===== The input =====
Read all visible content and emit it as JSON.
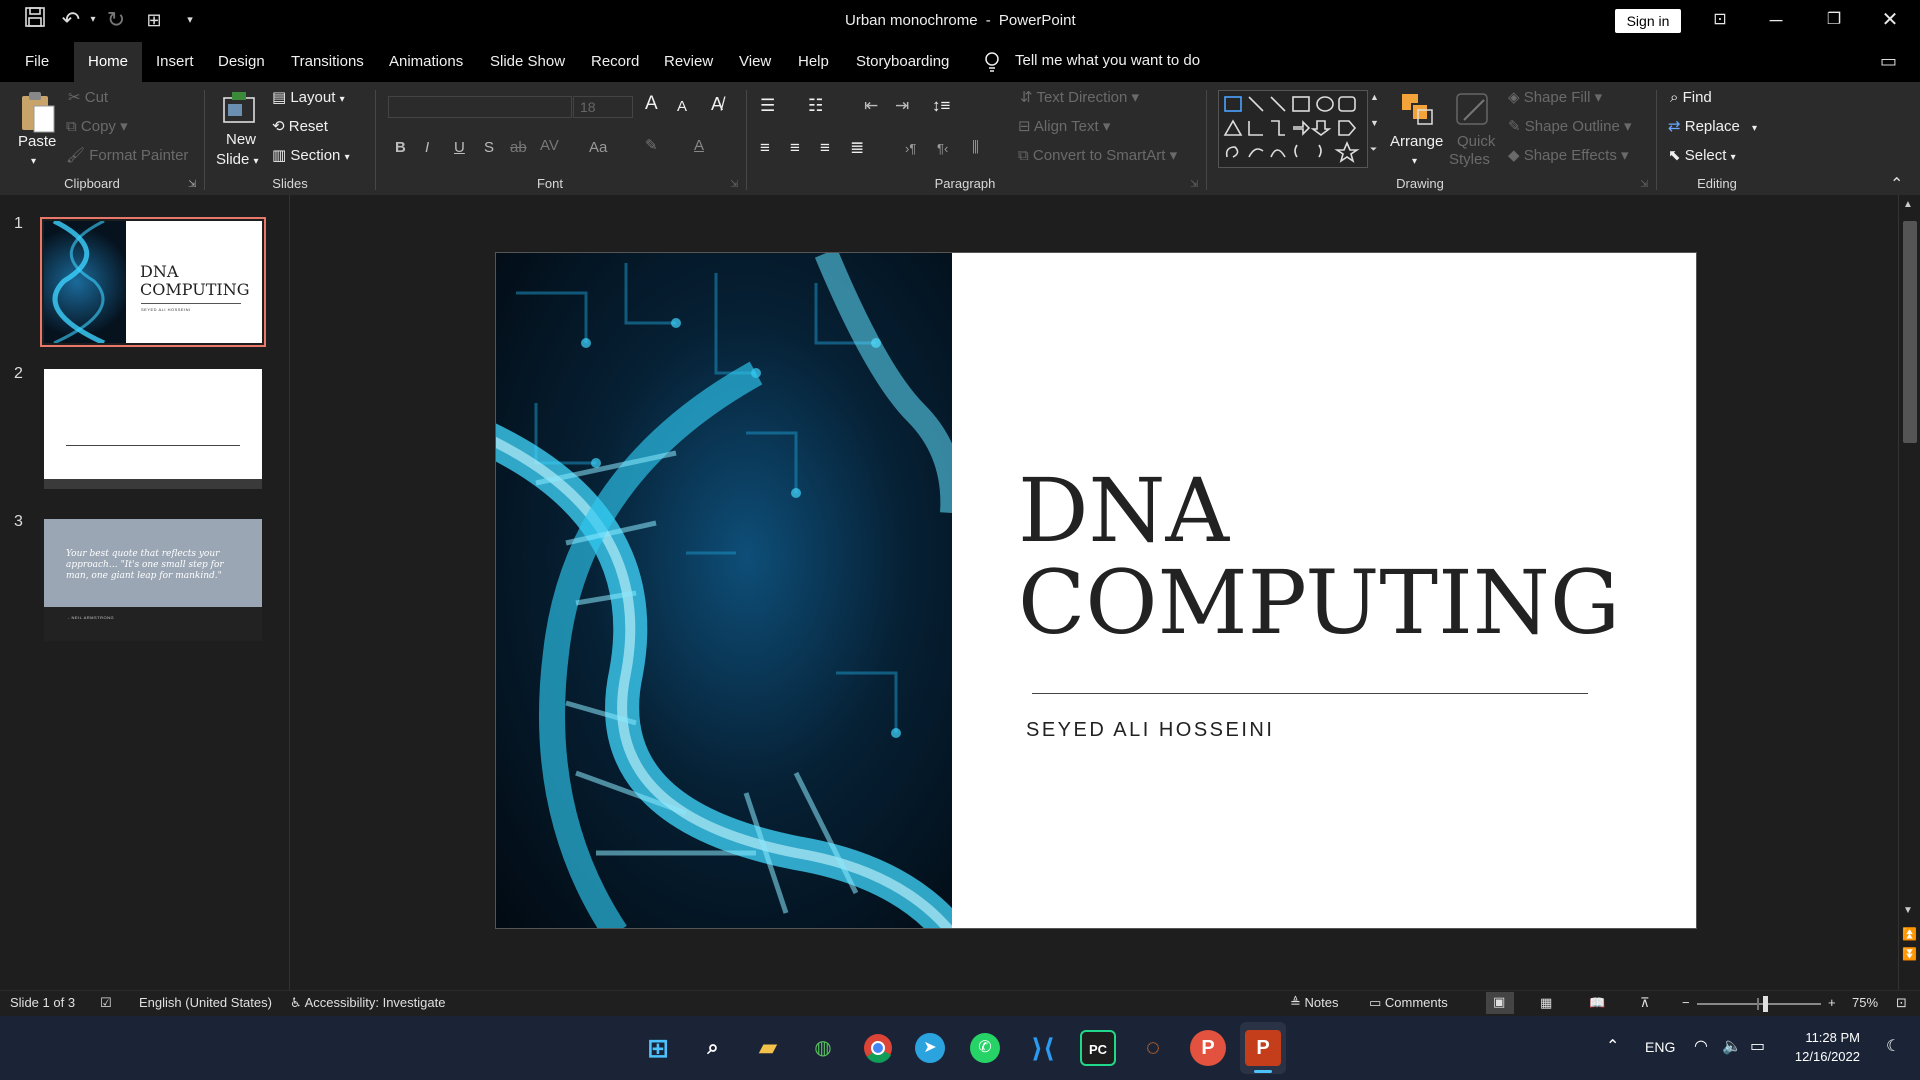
{
  "window": {
    "doc_title": "Urban monochrome",
    "separator": "-",
    "app_name": "PowerPoint",
    "sign_in": "Sign in"
  },
  "tabs": [
    "File",
    "Home",
    "Insert",
    "Design",
    "Transitions",
    "Animations",
    "Slide Show",
    "Record",
    "Review",
    "View",
    "Help",
    "Storyboarding"
  ],
  "tell_me": "Tell me what you want to do",
  "ribbon": {
    "clipboard": {
      "paste": "Paste",
      "cut": "Cut",
      "copy": "Copy",
      "format_painter": "Format Painter",
      "label": "Clipboard"
    },
    "slides": {
      "new_slide_1": "New",
      "new_slide_2": "Slide",
      "layout": "Layout",
      "reset": "Reset",
      "section": "Section",
      "label": "Slides"
    },
    "font": {
      "size": "18",
      "label": "Font",
      "grow": "A",
      "shrink": "A",
      "case": "Aa"
    },
    "paragraph": {
      "text_direction": "Text Direction",
      "align_text": "Align Text",
      "convert_smartart": "Convert to SmartArt",
      "label": "Paragraph"
    },
    "drawing": {
      "arrange": "Arrange",
      "quick_styles_1": "Quick",
      "quick_styles_2": "Styles",
      "shape_fill": "Shape Fill",
      "shape_outline": "Shape Outline",
      "shape_effects": "Shape Effects",
      "label": "Drawing"
    },
    "editing": {
      "find": "Find",
      "replace": "Replace",
      "select": "Select",
      "label": "Editing"
    }
  },
  "thumbnails": [
    {
      "num": "1",
      "title_1": "DNA",
      "title_2": "COMPUTING",
      "subtitle": "SEYED ALI HOSSEINI"
    },
    {
      "num": "2"
    },
    {
      "num": "3",
      "quote": "Your best quote that reflects your approach… \"It's one small step for man, one giant leap for mankind.\"",
      "author": "- NEIL ARMSTRONG"
    }
  ],
  "slide": {
    "title_line1": "DNA",
    "title_line2": "COMPUTING",
    "subtitle": "SEYED ALI HOSSEINI"
  },
  "status": {
    "slide_info": "Slide 1 of 3",
    "language": "English (United States)",
    "accessibility": "Accessibility: Investigate",
    "notes": "Notes",
    "comments": "Comments",
    "zoom": "75%",
    "zoom_minus": "−",
    "zoom_plus": "+",
    "zoom_fraction": 0.55
  },
  "taskbar": {
    "language": "ENG",
    "time": "11:28 PM",
    "date": "12/16/2022"
  },
  "colors": {
    "accent": "#c43e1c",
    "selection": "#e8786a",
    "ribbon": "#2b2b2b",
    "dna": "#2ec8f0"
  }
}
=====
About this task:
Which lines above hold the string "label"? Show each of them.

Written solution:
      "label": "Clipboard"
      "label": "Slides"
      "label": "Font",
      "label": "Paragraph"
      "label": "Drawing"
      "label": "Editing"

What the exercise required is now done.